Kidneys remove excess fluid and waste from blood. When kidneys lose their filtering ability, dangerous levels of fluid and waste accumulate in body — a condition known as renal failure. To replace the failing kidney, renal replacement therapy in form of hemodialysis, peritoneal dialysis, and renal transplant is available. A kidney transplant is often the best treatment for kidney failure.
A kidney transplant is a surgical procedure to place a functioning kidney from a donor into a person whose kidneys no longer function properly. The kidney may come from a living donor or from a deceased organ donor. Family members or individuals who are unrelated but make a good match may be able to donate one of their kidneys. This type of transplant is called a living transplant. If kidney is harvested from a cadaver or brain dead patient it is called cadaveric donor.
Prospective renal transplant patient is evaluated by the transplant team. The transplant team includes a transplant surgeon, a transplant nephrologist, transplant coordinator, a social worker, and a psychiatrist.
A potential donor must have a compatible blood group and be in good health and preferably in age group 18-60 years. Both donor and recipient undergo various laboratory investigation. Commonly advised investigations are as follows:
Blood tests : CBC, KFT,LFT, HbsAg, Anti HCV, HIV, FBS, PPBS, Lipid profile, IgG and IgM for CMV.
Urine test : Urine R/E, Culture
Radiology tests : CXR, USG Abdomen, Echocardiography, ECG, DTPA scan and CT Angiography of renal vessels(donor)
Immunological test : HLA typing , Cross matching
Others : Urine R/E, Culture
Psychological and social evaluation

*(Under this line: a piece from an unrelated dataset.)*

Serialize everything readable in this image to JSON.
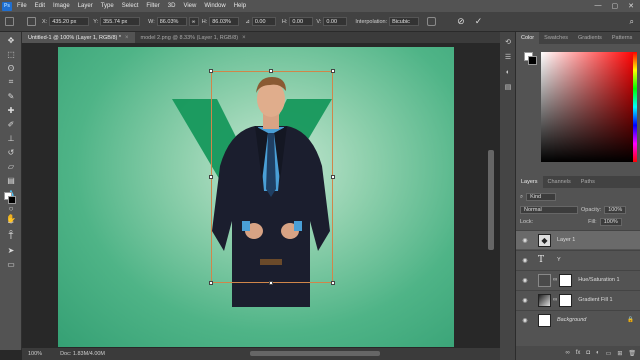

After a thorough evaluation of donor and recipient, papers are processed for transplant committee approval as per the THOA act. Patient is taken for transplant surgery after committee's approval. Patient is admitted two days and donor one day prior to surgery. One or more session of hemodialysis is required before surgery. Surgery is done under general anesthesia. The surgeon makes an incision and places the new kidney in the` lower abdomen. Unless the native kidneys are causing complications such as high blood pressure or infection, they are left in place.Kidney transplant surgery usually lasts about three to four hours. A kidney from a living donor may begin to make urine immediately, but urine production in a cadaver kidney may take longer. Patient is shifted to kidney transplant ICU after recovery from anesthesia. In the ICU special monitoring of vitals, IV fluid infusion and urine output is maintained. Immunosuppressive medications are given to prevent rejection of graft kidney.
The antirejection medications most commonly used in combination include:
Immunosuppression medications is closely monitored to make sure optimum dose and the best combination is prescribed. Kidney transplant recipient is discharged normally after 10 days and donor is discharged after 5 days in hospital.
Individuals who donate a kidney can live healthy lives with the remaining kidney.
After discharge from hospital, regular follow up is required with your nephrologist as per hospital protocol. The frequency of follow will decrease with passage of time. The stitches or surgical staples are removed during follow-up. DJ stent is removed after 4 weeks of transplant surgery. Medications are continued life long, the dose of which is adjusted during follow-up visits.
Few things to watch out for and consult nephrologist at earliest include :
Fever, which may be a sign of rejection or infection
Redness, swelling, or bleeding or other drainage from the incision site
Increase in pain around the incision site
Increase in creatinine
Kidney transplant survival rates
Graft survival and patient survival after 1 year of live related renal transplant is 95% and 98% respectively. After 5 years graft survival and patient survival is 80% and 90% respectively.